→ Try it:
Please restate every line below exactly, without any pictures.

Excerpts from an interface dataset:

((

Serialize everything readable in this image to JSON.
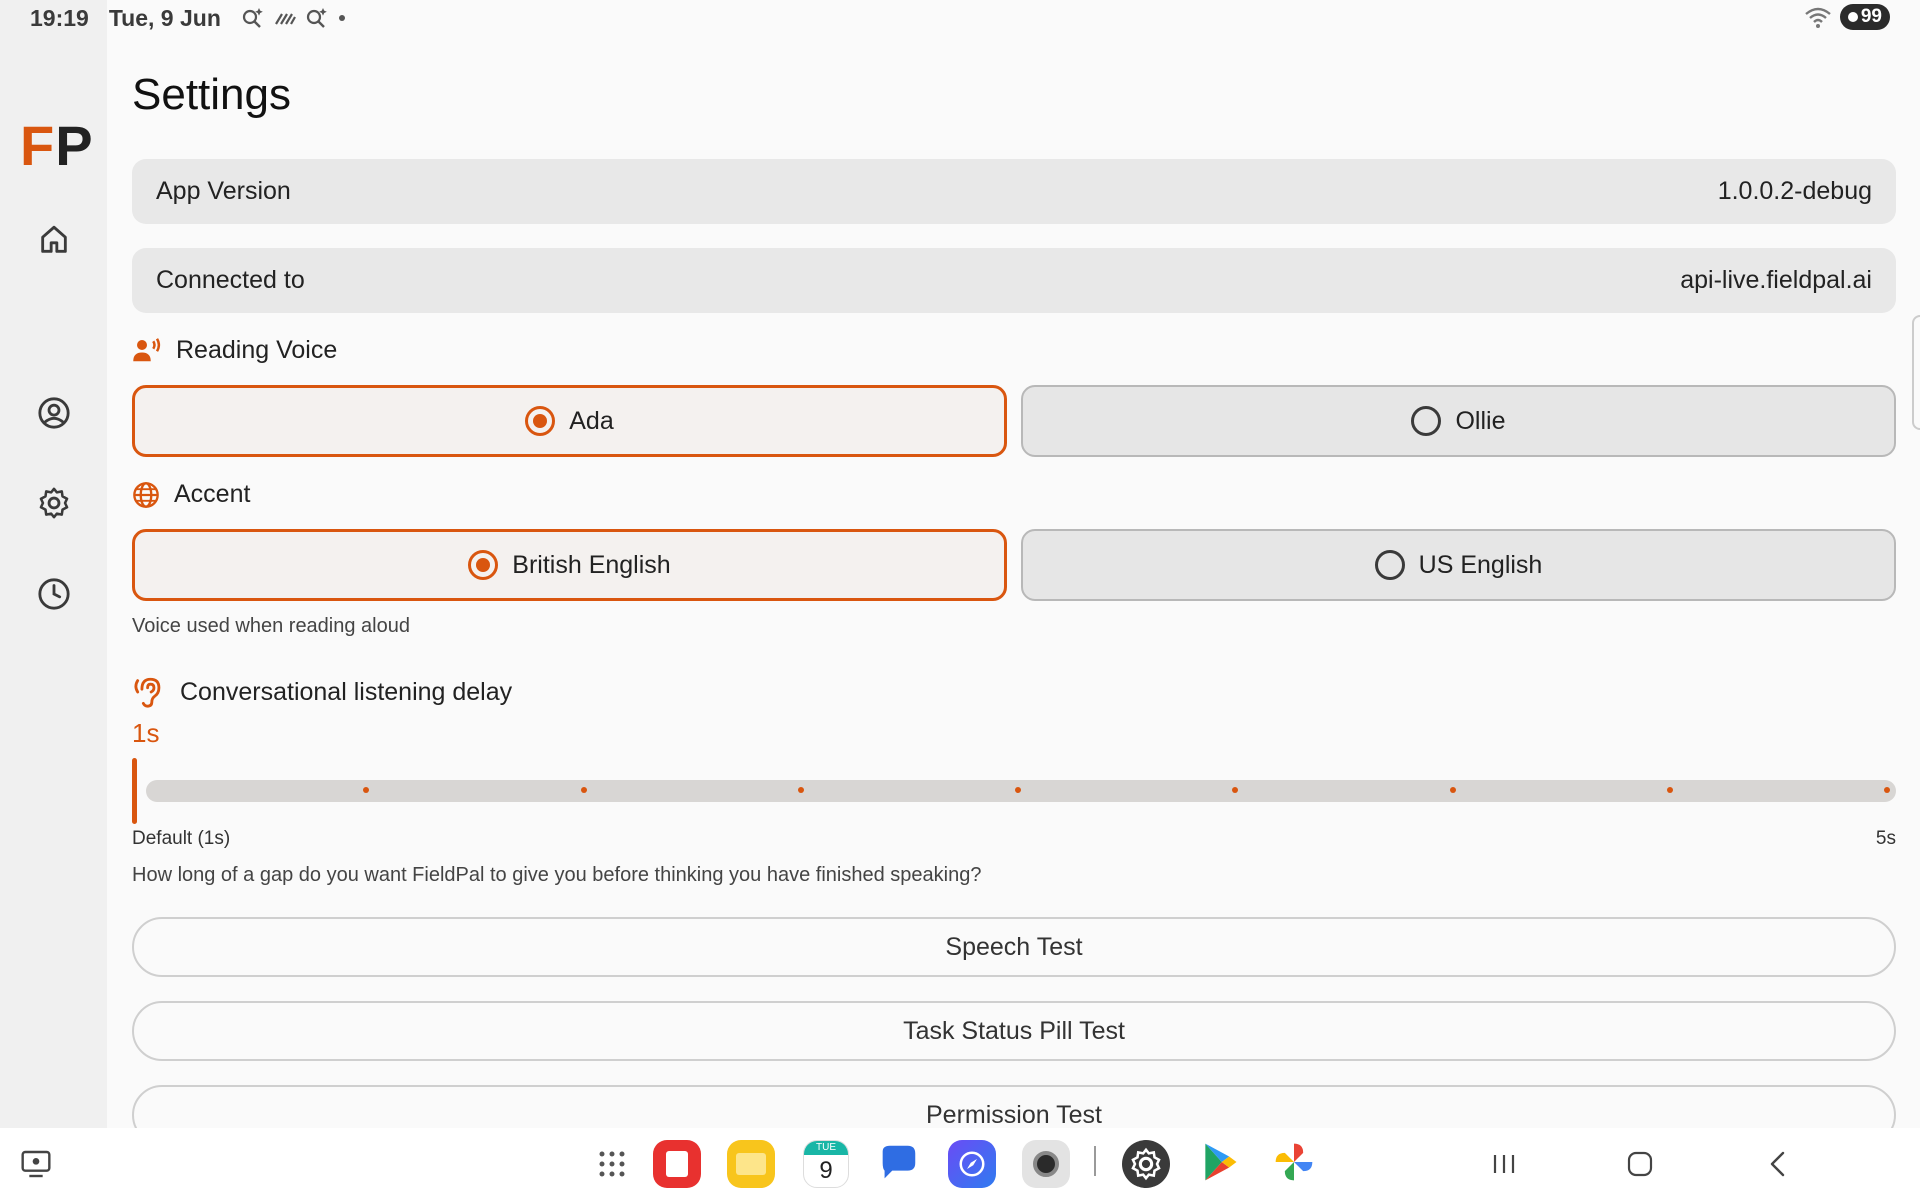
{
  "status_bar": {
    "time": "19:19",
    "date": "Tue, 9 Jun",
    "battery": "99"
  },
  "brand": {
    "logo_f": "F",
    "logo_p": "P",
    "accent_color": "#d9560f"
  },
  "rail": {
    "items": [
      "home-icon",
      "profile-icon",
      "settings-icon",
      "history-icon"
    ]
  },
  "settings": {
    "title": "Settings",
    "app_version_label": "App Version",
    "app_version_value": "1.0.0.2-debug",
    "connected_label": "Connected to",
    "connected_value": "api-live.fieldpal.ai",
    "reading_voice_label": "Reading Voice",
    "voices": [
      {
        "label": "Ada",
        "selected": true
      },
      {
        "label": "Ollie",
        "selected": false
      }
    ],
    "accent_label": "Accent",
    "accents": [
      {
        "label": "British English",
        "selected": true
      },
      {
        "label": "US English",
        "selected": false
      }
    ],
    "voice_hint": "Voice used when reading aloud",
    "delay_label": "Conversational listening delay",
    "delay_value": "1s",
    "delay_slider": {
      "min": 1,
      "max": 5,
      "value": 1,
      "steps": 9
    },
    "delay_min_label": "Default (1s)",
    "delay_max_label": "5s",
    "delay_hint": "How long of a gap do you want FieldPal to give you before thinking you have finished speaking?",
    "buttons": {
      "speech_test": "Speech Test",
      "task_status": "Task Status Pill Test",
      "permission_test": "Permission Test"
    }
  },
  "taskbar": {
    "calendar_day_label": "TUE",
    "calendar_day_number": "9",
    "apps": [
      "apps-grid-icon",
      "notes-app-icon",
      "files-app-icon",
      "calendar-app-icon",
      "messages-app-icon",
      "browser-app-icon",
      "camera-app-icon",
      "settings-app-icon",
      "play-store-icon",
      "photos-app-icon"
    ]
  }
}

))

→ Exercise solution:
Serialize everything readable in this image to JSON.
{
  "status_bar": {
    "time": "19:19",
    "date": "Tue, 9 Jun",
    "battery": "99"
  },
  "brand": {
    "logo_f": "F",
    "logo_p": "P",
    "accent_color": "#d9560f"
  },
  "rail": {
    "items": [
      "home-icon",
      "profile-icon",
      "settings-icon",
      "history-icon"
    ]
  },
  "settings": {
    "title": "Settings",
    "app_version_label": "App Version",
    "app_version_value": "1.0.0.2-debug",
    "connected_label": "Connected to",
    "connected_value": "api-live.fieldpal.ai",
    "reading_voice_label": "Reading Voice",
    "voices": [
      {
        "label": "Ada",
        "selected": true
      },
      {
        "label": "Ollie",
        "selected": false
      }
    ],
    "accent_label": "Accent",
    "accents": [
      {
        "label": "British English",
        "selected": true
      },
      {
        "label": "US English",
        "selected": false
      }
    ],
    "voice_hint": "Voice used when reading aloud",
    "delay_label": "Conversational listening delay",
    "delay_value": "1s",
    "delay_slider": {
      "min": 1,
      "max": 5,
      "value": 1,
      "steps": 9
    },
    "delay_min_label": "Default (1s)",
    "delay_max_label": "5s",
    "delay_hint": "How long of a gap do you want FieldPal to give you before thinking you have finished speaking?",
    "buttons": {
      "speech_test": "Speech Test",
      "task_status": "Task Status Pill Test",
      "permission_test": "Permission Test"
    }
  },
  "taskbar": {
    "calendar_day_label": "TUE",
    "calendar_day_number": "9",
    "apps": [
      "apps-grid-icon",
      "notes-app-icon",
      "files-app-icon",
      "calendar-app-icon",
      "messages-app-icon",
      "browser-app-icon",
      "camera-app-icon",
      "settings-app-icon",
      "play-store-icon",
      "photos-app-icon"
    ]
  }
}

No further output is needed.